3. Javier Blas, “Saudi-Russian Oil Axis Snubs Biden with Cuts,” Bloomberg Opinion, October 5, 2022,

4. Arthur Herman, “The Chip War with China is Just Getting Started,”, October 17, 2022,

5. Thomas Black, “Chips Act Won’t Work Without Every Part of the Chip,” Bloomberg Opinion, October 28, 2022,

6. “The CHIPS and Science Act: Here’s What’s In It,”, October 4, 2022,

7. “Housing markets face a brutal squeeze,” The Economist, October 20, 2022,

8. Prashant Gopal and Paulina Cachero, “Renters Hit Breaking Point in Sudden Reversal for Landlords,” Bloomberg UK, October 24, 2022,

The information, analysis, and opinions expressed herein are for general and educational purposes only. Nothing contained in this brochure is intended to constitute legal, tax, accounting, securities, or investment advice, nor an opinion regarding the appropriateness of any investment, nor a solicitation of any type. All investments carry a certain risk, and there is no assurance that an investment will provide positive performance over any period of time. An investor may experience loss of principal.

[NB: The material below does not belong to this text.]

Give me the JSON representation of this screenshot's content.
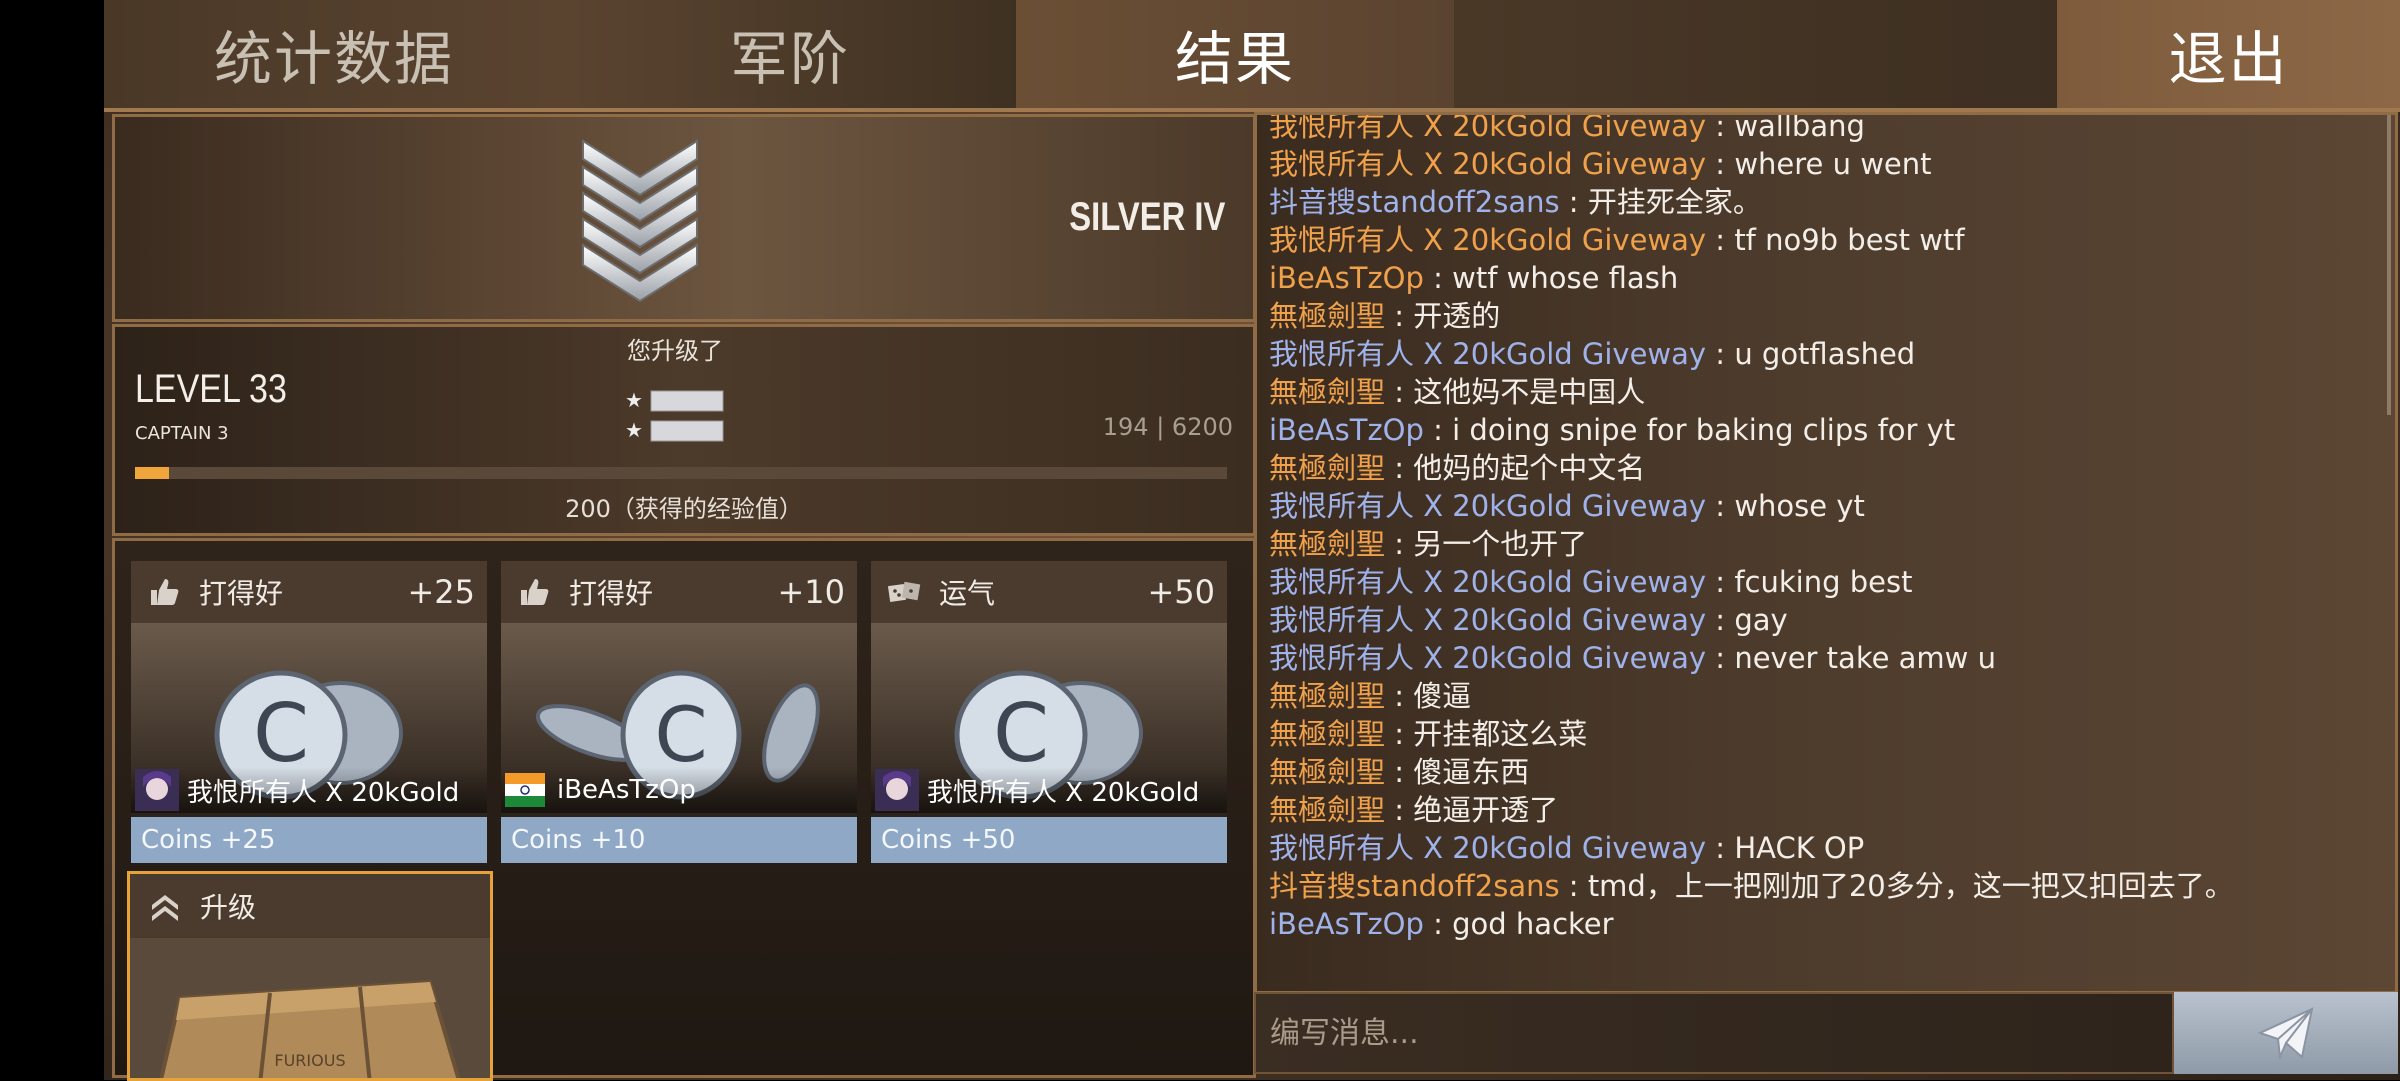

The asset classes and/or investment strategies described may not be suitable for all investors and investors should consult with an investment advisor to determine the appropriate investment strategy. Investment decisions should always be made based on the investor’s specific financial needs and objectives, goals, time horizon and risk tolerance. Past performance is not indicative of future results. This material is not meant as a recommendation or endorsement of any specific security or strategy. Information has been obtained from sources believed to be reliable, however, Envestnet | PMC cannot guarantee the accuracy of the information provided. The information, analysis and opinions expressed herein reflect our judgment as of the date of writing and are subject to change at any time without notice. An individual’s situation may vary; therefore, the information provided above should be relied upon only when coordinated with individual professional advice. Reliance upon any information is at the individual’s sole discretion. Diversification does not guarantee profit or protect against loss in declining markets.

FOR INVESTMENT PROFESSIONAL USE ONLY ©2022 Envestnet. All rights reserved.